A general methodology to design label-free fluorescent functional DNA sensors using unmodified DNA via a vacant site approach is described. By extending one end of DNA with a loop, a vacant site that binds an extrinsic fluorophore, 2-amino-5,6,7-trimethyl-1,8-naphthyridine (ATMND), could be created at a selected position in the DNA duplex region of DNAzymes or aptamers. When the vacant site binds ATMND, ATMNDs fluorescence is quenched. This fluorescence can be recovered when one strand of the duplex DNA is released through either metal ion-dependent cleavage by DNAzymes or analyte-dependent structural-switching by aptamers. Through this design, label-free fluorescent sensors for Pb2+, UO22+, Hg2+, and adenosine have been successfully developed. These sensors have high selectivity and sensitivity; detection limits as low as 3 nM, 8 nM, 30 nM, and 6 μM have been achieved for UO22+, Pb2+, Hg2+ and adenosine, respectively. Control experiments using vacant-site-free DNA duplexes and inactive variants of the functional DNAs indicate that the presence of the vacant site and the activity of the functional DNAs are essential for the performance of the proposed sensors.
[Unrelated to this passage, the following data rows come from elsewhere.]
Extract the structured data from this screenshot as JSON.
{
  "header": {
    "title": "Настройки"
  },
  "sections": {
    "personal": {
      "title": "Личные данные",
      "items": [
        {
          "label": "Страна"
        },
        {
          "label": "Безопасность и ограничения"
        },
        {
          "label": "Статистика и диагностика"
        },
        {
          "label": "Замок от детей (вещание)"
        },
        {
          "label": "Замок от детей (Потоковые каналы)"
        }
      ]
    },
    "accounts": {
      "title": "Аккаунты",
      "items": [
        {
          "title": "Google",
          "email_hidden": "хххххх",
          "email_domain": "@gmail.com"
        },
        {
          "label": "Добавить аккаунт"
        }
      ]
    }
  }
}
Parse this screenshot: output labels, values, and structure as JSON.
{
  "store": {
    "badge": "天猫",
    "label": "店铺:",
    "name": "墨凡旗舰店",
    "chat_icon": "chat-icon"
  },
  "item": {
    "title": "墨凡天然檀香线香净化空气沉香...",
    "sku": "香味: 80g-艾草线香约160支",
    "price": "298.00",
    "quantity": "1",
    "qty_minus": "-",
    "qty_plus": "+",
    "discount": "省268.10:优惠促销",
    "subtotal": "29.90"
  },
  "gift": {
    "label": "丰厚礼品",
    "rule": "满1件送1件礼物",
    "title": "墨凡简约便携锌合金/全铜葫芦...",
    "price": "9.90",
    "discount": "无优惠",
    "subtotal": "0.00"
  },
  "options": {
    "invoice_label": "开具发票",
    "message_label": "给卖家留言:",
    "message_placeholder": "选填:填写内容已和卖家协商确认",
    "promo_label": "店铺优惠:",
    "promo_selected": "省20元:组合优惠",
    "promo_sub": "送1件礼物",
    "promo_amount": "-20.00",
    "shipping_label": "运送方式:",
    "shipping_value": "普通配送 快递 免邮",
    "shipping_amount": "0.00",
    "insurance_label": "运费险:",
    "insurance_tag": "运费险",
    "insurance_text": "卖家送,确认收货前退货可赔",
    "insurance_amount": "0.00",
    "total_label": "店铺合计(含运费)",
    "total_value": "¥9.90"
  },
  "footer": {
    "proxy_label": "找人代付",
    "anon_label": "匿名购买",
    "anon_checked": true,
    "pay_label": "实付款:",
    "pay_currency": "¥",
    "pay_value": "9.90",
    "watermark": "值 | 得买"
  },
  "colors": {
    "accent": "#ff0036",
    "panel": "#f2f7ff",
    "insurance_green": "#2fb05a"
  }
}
The vacant site approach demonstrated here can be used to design many other label-free fluorescent sensors to detect a wide range of analytes.
ASJC Scopus subject areas
- Analytical Chemistry